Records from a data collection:
=== Section Start ===

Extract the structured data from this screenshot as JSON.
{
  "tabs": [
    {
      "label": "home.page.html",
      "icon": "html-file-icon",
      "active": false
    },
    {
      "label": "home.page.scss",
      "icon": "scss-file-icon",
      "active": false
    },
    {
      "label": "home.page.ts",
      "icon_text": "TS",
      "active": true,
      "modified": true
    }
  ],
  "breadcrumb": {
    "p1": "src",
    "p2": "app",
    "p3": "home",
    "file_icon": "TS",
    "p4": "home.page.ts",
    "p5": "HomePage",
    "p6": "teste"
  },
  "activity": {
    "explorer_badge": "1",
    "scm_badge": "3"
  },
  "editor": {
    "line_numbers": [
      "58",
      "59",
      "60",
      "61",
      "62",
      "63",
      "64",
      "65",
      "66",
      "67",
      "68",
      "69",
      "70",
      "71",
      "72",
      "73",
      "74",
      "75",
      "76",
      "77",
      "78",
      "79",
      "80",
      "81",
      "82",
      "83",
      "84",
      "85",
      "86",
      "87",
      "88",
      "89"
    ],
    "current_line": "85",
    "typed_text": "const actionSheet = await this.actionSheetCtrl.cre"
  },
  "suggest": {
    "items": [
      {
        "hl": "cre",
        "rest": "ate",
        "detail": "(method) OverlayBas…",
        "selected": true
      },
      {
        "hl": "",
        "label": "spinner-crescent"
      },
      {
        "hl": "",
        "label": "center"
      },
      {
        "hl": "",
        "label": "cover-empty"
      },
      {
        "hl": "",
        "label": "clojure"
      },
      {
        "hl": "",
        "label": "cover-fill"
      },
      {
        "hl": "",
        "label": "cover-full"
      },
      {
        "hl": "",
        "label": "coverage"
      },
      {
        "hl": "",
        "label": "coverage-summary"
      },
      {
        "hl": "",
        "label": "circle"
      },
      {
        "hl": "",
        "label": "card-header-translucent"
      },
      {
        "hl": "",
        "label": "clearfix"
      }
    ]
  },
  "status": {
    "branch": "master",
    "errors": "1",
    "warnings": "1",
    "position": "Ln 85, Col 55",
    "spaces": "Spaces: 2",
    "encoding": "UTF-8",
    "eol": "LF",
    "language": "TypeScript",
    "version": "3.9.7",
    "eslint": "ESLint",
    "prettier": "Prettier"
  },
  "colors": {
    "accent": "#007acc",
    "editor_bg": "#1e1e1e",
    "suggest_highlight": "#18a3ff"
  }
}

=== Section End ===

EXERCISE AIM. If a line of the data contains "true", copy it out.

WRITTEN SOLUTION.
      "active": true,
      "modified": true
        "selected": true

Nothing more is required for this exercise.